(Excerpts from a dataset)
*** Begin section ***

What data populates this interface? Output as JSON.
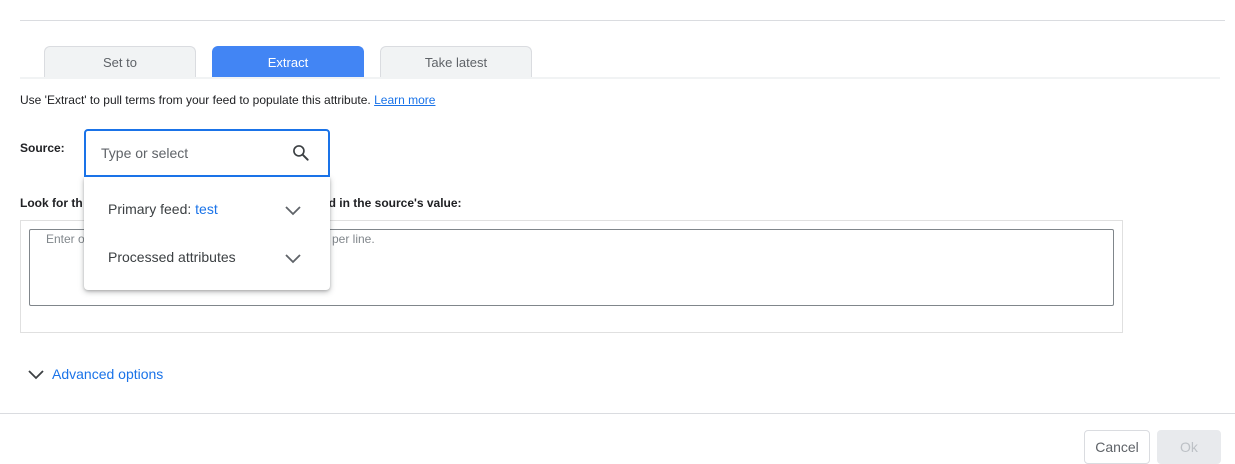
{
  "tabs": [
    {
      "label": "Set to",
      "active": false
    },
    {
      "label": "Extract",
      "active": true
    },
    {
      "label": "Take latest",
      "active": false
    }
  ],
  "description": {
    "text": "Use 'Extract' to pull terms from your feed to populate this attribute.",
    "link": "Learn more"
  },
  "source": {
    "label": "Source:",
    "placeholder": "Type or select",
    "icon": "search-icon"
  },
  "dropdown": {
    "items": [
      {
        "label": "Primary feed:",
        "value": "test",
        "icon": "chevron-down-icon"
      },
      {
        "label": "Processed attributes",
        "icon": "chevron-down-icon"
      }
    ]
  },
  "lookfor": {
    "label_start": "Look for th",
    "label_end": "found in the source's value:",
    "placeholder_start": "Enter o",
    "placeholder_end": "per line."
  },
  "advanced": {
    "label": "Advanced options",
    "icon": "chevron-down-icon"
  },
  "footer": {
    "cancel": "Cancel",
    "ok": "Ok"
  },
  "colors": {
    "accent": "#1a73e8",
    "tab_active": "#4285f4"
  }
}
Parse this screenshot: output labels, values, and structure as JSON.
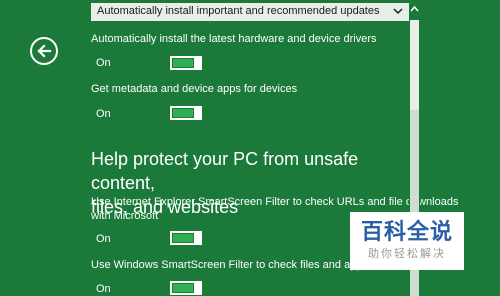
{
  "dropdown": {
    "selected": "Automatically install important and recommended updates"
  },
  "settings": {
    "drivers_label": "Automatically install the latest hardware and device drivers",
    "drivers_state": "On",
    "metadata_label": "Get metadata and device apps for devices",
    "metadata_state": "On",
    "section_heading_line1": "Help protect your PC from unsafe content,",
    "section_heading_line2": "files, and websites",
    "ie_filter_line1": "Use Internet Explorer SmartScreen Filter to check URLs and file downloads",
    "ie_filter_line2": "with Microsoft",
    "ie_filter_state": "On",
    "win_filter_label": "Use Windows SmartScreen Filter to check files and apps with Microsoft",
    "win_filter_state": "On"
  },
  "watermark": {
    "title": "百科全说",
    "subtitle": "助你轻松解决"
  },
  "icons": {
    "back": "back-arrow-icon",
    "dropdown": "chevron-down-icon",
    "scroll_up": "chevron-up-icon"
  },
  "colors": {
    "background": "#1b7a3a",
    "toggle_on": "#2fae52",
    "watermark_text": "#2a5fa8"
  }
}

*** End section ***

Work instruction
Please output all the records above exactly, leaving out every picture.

Task answer
What data populates this interface? Output as JSON.
{
  "tabs": [
    {
      "label": "Set to",
      "active": false
    },
    {
      "label": "Extract",
      "active": true
    },
    {
      "label": "Take latest",
      "active": false
    }
  ],
  "description": {
    "text": "Use 'Extract' to pull terms from your feed to populate this attribute.",
    "link": "Learn more"
  },
  "source": {
    "label": "Source:",
    "placeholder": "Type or select",
    "icon": "search-icon"
  },
  "dropdown": {
    "items": [
      {
        "label": "Primary feed:",
        "value": "test",
        "icon": "chevron-down-icon"
      },
      {
        "label": "Processed attributes",
        "icon": "chevron-down-icon"
      }
    ]
  },
  "lookfor": {
    "label_start": "Look for th",
    "label_end": "found in the source's value:",
    "placeholder_start": "Enter o",
    "placeholder_end": "per line."
  },
  "advanced": {
    "label": "Advanced options",
    "icon": "chevron-down-icon"
  },
  "footer": {
    "cancel": "Cancel",
    "ok": "Ok"
  },
  "colors": {
    "accent": "#1a73e8",
    "tab_active": "#4285f4"
  }
}
Parse this screenshot: output labels, values, and structure as JSON.
{
  "dropdown": {
    "selected": "Automatically install important and recommended updates"
  },
  "settings": {
    "drivers_label": "Automatically install the latest hardware and device drivers",
    "drivers_state": "On",
    "metadata_label": "Get metadata and device apps for devices",
    "metadata_state": "On",
    "section_heading_line1": "Help protect your PC from unsafe content,",
    "section_heading_line2": "files, and websites",
    "ie_filter_line1": "Use Internet Explorer SmartScreen Filter to check URLs and file downloads",
    "ie_filter_line2": "with Microsoft",
    "ie_filter_state": "On",
    "win_filter_label": "Use Windows SmartScreen Filter to check files and apps with Microsoft",
    "win_filter_state": "On"
  },
  "watermark": {
    "title": "百科全说",
    "subtitle": "助你轻松解决"
  },
  "icons": {
    "back": "back-arrow-icon",
    "dropdown": "chevron-down-icon",
    "scroll_up": "chevron-up-icon"
  },
  "colors": {
    "background": "#1b7a3a",
    "toggle_on": "#2fae52",
    "watermark_text": "#2a5fa8"
  }
}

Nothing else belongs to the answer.